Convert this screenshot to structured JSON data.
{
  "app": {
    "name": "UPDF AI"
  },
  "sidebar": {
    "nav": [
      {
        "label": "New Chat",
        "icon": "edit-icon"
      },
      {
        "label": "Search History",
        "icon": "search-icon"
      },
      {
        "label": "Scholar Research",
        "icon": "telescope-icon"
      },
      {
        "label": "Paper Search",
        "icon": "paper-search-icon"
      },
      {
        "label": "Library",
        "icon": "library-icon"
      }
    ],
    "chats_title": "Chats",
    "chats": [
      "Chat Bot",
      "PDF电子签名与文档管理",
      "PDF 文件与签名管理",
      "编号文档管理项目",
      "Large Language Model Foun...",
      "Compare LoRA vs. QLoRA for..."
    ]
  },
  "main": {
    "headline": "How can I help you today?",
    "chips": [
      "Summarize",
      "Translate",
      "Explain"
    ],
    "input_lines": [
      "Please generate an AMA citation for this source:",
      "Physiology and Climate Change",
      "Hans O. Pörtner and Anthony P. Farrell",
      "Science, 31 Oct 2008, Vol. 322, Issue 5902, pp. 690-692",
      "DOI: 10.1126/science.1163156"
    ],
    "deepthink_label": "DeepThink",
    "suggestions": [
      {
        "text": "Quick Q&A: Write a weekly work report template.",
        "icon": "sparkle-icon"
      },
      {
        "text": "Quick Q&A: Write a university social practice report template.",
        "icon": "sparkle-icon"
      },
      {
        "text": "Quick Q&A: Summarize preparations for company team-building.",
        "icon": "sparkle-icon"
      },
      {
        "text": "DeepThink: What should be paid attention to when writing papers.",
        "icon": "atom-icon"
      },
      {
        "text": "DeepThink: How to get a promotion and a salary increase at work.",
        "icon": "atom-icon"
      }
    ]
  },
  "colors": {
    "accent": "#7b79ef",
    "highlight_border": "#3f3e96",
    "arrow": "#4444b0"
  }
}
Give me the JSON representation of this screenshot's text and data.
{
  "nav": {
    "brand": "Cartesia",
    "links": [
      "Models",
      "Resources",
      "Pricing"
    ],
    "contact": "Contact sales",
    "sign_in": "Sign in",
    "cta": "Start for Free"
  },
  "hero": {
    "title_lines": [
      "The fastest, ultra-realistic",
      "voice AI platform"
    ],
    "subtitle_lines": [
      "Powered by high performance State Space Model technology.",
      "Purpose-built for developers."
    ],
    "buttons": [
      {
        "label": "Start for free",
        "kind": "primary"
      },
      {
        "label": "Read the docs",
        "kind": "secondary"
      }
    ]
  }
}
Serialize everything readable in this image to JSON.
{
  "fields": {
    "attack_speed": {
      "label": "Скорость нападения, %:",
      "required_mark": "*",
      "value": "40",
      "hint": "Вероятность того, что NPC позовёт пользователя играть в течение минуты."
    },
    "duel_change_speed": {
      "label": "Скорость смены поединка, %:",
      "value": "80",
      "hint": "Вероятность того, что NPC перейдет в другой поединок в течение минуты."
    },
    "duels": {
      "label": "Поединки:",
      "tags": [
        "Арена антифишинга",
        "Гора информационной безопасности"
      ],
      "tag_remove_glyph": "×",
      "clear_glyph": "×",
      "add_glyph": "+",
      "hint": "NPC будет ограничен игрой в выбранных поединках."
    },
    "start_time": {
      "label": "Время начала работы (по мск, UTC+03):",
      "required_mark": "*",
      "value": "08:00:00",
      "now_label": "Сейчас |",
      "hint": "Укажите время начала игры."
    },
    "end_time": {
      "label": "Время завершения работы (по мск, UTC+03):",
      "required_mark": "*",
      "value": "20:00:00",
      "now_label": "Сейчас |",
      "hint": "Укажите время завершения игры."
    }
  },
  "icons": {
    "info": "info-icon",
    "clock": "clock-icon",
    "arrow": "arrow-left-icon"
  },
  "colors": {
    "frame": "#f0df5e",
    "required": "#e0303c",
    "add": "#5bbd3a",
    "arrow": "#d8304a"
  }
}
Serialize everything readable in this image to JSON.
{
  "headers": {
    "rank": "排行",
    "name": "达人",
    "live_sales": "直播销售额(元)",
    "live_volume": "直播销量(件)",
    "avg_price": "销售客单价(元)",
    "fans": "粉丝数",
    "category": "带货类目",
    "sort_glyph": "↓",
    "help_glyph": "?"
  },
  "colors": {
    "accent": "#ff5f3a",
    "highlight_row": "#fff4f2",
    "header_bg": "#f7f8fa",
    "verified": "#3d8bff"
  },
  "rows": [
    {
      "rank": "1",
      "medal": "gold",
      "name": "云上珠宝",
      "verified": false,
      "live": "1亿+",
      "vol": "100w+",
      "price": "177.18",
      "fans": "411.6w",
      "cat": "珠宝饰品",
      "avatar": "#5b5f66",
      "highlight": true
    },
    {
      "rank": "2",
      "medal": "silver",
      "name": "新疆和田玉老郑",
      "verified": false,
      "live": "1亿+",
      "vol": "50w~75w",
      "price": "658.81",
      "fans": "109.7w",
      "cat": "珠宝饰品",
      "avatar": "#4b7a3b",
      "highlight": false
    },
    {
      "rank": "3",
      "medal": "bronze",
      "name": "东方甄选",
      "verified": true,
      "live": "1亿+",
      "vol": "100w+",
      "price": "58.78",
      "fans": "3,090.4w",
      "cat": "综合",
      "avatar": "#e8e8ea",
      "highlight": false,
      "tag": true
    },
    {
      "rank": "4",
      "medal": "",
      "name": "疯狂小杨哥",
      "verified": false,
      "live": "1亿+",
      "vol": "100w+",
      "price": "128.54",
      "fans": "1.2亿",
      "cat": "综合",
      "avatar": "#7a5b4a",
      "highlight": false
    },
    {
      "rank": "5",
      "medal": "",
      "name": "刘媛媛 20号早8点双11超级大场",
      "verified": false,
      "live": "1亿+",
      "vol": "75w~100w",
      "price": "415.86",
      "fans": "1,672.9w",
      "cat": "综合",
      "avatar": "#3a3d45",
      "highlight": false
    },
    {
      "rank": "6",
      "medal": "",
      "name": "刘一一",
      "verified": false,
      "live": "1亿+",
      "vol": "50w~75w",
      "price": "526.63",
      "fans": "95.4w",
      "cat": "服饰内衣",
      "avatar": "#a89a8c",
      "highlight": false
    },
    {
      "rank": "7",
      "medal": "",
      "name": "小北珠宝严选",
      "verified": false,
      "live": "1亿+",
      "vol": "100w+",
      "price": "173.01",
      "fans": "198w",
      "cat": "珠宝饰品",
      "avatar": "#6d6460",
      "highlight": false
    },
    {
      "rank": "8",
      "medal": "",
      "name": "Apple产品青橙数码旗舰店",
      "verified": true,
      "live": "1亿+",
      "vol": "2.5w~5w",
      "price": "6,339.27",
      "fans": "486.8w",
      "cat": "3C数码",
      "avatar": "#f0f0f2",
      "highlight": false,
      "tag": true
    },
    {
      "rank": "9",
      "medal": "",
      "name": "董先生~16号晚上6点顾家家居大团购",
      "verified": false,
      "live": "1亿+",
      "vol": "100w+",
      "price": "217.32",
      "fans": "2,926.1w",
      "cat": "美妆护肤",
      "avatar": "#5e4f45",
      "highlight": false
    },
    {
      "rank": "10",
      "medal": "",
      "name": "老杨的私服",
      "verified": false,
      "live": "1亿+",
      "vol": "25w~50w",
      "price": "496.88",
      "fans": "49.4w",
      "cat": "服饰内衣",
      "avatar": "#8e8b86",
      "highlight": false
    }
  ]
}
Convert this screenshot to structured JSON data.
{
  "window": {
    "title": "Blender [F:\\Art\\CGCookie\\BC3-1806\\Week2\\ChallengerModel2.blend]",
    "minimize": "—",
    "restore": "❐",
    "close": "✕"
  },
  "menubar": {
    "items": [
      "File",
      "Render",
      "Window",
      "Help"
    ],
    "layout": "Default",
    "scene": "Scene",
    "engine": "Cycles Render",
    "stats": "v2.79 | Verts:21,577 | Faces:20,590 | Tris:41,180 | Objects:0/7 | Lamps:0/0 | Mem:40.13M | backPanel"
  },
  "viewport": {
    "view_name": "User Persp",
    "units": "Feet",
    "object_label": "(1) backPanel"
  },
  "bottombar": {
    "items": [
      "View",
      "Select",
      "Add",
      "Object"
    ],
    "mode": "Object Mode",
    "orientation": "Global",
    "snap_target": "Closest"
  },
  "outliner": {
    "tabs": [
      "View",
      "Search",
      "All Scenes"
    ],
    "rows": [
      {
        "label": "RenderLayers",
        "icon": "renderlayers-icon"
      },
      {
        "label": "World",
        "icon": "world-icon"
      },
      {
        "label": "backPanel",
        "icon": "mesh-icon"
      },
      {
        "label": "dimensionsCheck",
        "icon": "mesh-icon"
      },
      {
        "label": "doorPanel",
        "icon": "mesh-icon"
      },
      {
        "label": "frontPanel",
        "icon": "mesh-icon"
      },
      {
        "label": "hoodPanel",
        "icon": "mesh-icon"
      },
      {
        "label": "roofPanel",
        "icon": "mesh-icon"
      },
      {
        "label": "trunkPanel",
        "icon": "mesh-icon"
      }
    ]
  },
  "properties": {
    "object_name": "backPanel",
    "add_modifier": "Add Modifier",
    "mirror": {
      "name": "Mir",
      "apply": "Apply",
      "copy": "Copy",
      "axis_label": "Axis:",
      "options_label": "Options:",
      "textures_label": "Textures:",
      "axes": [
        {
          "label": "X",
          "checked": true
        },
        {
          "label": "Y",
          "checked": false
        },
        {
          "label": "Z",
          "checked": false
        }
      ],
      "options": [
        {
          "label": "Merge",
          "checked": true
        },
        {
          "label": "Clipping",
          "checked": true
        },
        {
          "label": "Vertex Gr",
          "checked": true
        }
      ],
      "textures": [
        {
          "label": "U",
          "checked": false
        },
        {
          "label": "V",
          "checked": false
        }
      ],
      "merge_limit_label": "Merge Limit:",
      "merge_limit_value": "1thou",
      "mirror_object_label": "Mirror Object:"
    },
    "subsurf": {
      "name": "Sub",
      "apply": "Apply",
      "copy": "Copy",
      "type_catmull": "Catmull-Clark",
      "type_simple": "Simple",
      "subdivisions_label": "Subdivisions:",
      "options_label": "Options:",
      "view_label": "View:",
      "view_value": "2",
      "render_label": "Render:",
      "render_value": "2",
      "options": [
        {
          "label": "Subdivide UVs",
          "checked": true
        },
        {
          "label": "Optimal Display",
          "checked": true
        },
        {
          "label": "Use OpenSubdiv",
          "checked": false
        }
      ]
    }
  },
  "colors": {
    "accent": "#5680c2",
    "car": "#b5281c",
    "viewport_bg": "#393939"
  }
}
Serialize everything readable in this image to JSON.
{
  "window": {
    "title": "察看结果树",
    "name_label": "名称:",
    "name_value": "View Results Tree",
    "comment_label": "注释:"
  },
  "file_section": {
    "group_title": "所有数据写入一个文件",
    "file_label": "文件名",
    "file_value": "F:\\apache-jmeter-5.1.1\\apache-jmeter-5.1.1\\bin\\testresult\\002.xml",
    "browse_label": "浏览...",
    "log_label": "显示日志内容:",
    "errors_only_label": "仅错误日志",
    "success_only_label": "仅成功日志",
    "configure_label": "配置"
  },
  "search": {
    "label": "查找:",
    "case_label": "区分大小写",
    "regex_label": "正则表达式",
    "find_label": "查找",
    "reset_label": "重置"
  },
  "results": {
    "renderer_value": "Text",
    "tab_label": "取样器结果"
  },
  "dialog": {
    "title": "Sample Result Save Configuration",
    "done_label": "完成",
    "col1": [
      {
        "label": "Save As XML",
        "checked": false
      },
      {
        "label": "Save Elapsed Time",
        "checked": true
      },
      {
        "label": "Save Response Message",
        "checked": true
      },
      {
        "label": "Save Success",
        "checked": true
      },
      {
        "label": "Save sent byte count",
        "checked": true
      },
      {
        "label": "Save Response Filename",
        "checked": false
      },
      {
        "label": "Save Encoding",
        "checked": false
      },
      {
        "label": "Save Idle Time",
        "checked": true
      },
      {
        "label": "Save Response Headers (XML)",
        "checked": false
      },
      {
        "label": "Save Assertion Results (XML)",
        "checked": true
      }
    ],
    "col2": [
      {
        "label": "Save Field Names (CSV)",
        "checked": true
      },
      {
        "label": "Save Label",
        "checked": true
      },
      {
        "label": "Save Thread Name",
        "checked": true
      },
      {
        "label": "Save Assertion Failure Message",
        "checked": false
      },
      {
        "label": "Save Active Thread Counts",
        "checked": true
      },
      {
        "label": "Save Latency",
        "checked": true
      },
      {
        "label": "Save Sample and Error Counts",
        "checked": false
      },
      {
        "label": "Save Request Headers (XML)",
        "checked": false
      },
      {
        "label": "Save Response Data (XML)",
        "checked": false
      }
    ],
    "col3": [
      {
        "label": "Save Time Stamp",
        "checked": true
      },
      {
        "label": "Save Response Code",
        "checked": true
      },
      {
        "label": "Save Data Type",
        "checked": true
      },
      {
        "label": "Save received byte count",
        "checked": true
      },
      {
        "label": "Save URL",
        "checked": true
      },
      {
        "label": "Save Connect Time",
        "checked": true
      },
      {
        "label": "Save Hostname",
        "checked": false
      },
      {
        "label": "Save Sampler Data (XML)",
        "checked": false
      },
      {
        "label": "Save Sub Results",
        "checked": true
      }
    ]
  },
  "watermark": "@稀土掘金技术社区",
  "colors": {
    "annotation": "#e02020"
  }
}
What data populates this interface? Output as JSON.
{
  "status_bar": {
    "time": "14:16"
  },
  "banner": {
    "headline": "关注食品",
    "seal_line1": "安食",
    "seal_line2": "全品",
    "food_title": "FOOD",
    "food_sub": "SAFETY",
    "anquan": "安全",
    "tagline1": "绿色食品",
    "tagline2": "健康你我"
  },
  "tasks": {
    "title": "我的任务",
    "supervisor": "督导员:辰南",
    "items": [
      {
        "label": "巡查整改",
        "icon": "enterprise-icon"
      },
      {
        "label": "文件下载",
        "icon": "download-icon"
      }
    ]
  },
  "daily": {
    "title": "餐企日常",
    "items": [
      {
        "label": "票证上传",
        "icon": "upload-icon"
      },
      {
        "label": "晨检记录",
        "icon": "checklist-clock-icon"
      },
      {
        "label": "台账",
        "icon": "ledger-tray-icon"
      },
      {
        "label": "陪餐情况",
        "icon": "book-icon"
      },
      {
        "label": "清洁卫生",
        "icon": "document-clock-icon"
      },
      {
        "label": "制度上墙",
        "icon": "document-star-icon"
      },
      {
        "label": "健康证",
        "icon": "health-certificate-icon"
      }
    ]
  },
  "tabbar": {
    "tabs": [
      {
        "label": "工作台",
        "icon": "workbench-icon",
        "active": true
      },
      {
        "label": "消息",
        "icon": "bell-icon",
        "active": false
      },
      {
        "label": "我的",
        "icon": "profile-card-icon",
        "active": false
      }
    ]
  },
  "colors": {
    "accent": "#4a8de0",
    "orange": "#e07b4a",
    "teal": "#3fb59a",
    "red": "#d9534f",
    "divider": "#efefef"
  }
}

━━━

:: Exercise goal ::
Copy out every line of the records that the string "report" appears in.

:: Exercise output ::
        "text": "Quick Q&A: Write a weekly work report template.",
        "text": "Quick Q&A: Write a university social practice report template.",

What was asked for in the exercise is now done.